By Danielle Kassouf, Summer 2012
As a graduate student, there are certain stereotypes I do perpetuate. You can find me hunched over a frozen dinner with a textbook in one hand many nights of the week. My fridge contains pickles, a questionable looking Tupper-ware or two, and condiments. My DVR is full of shows I haven't had a chance to watch and the only time I spend outdoors is my walk to the bus or school. Yes, I am your "typical" graduate student in many ways. However, one habit distinguishes me from your average grad student. I am in the midst of an experiment, but it isn't one I submitted to the IRB. It began last summer as a kind of "what if?" idea. I wondered if quitting coffee would help me avoid the afternoon "crash" that I often got around 3pm or so. So I quit coffee, cold turkey. This wasn't easy for me, I was dragging that first week. But I exercised more to get a little extra energy, and I got through it; now I am coffee free. My energy level is constant throughout the day, and with a good night's sleep, I don't find myself dragging in the afternoon.
I spoke with some other graduate students at CSPP about their caffeine consumption habits. Many students report having a tolerance to caffeine, needing multiple cups per day to maintain their energy level, or in some cases, switching to energy drinks when coffee just wasn't enough. Many students have a cup in the morning as part of their routine and they enjoy the habit. They will have another cup in the afternoon to stay awake and alert for class.
Quite a few of the students I spoke with have limited their caffeine intake. One student described her realization of her "addiction" to caffeine and her conscious effort to wean herself off of it. She is now caffeine free. Another student is aware of the negative side effects she experiences when she drinks caffeine, including feelings of anxiety and worry. She allows herself a cup only when she absolutely needs to have a jolt to make it through the rest of her day. Another student recognized her reliance on caffeine last semester and set herself a two cup per day limit.
As graduate students, we are in a position where we must be awake and alert for most hours of the day. We often don't have time to get the eight hours of sleep per night that we need but we must carry on with our day anyway. Caffeine is a quick, relatively cheap solution to the problem so it is no surprise that many of my fellow students report having a close, personal relationship with coffee.

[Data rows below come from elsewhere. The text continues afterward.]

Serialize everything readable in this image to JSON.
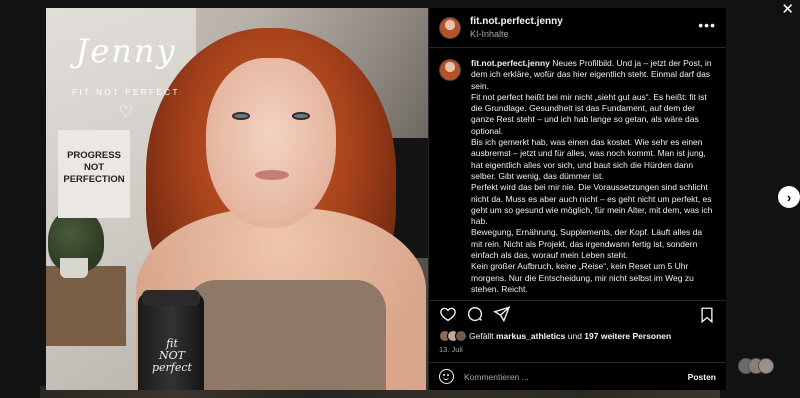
{
  "close_glyph": "✕",
  "next_glyph": "›",
  "post": {
    "overlay": {
      "brand_script": "Jenny",
      "brand_sub": "FIT NOT PERFECT",
      "heart": "♡",
      "poster_lines": [
        "PROGRESS",
        "NOT",
        "PERFECTION"
      ],
      "shaker_lines": [
        "fit",
        "NOT",
        "perfect"
      ]
    }
  },
  "panel": {
    "username": "fit.not.perfect.jenny",
    "subtitle": "KI-Inhalte",
    "more_glyph": "•••",
    "caption": {
      "username": "fit.not.perfect.jenny",
      "paragraphs": [
        "Neues Profilbild. Und ja – jetzt der Post, in dem ich erkläre, wofür das hier eigentlich steht. Einmal darf das sein.",
        "Fit not perfect heißt bei mir nicht „sieht gut aus“. Es heißt: fit ist die Grundlage. Gesundheit ist das Fundament, auf dem der ganze Rest steht – und ich hab lange so getan, als wäre das optional.",
        "Bis ich gemerkt hab, was einen das kostet. Wie sehr es einen ausbremst – jetzt und für alles, was noch kommt. Man ist jung, hat eigentlich alles vor sich, und baut sich die Hürden dann selber. Gibt wenig, das dümmer ist.",
        "Perfekt wird das bei mir nie. Die Voraussetzungen sind schlicht nicht da. Muss es aber auch nicht – es geht nicht um perfekt, es geht um so gesund wie möglich, für mein Alter, mit dem, was ich hab.",
        "Bewegung, Ernährung, Supplements, der Kopf. Läuft alles da mit rein. Nicht als Projekt, das irgendwann fertig ist, sondern einfach als das, worauf mein Leben steht.",
        "Kein großer Aufbruch, keine „Reise“, kein Reset um 5 Uhr morgens. Nur die Entscheidung, mir nicht selbst im Weg zu stehen. Reicht."
      ]
    },
    "likes": {
      "prefix": "Gefällt ",
      "user": "markus_athletics",
      "middle": " und ",
      "count": "197 weitere Personen"
    },
    "date": "13. Juli",
    "comment": {
      "placeholder": "Kommentieren ...",
      "post_label": "Posten"
    }
  }
}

This summer, as your schedule winds down (at least a little bit!) and the days are longer, take some time to examine your own relationship with caffeine. Are you drinking too much?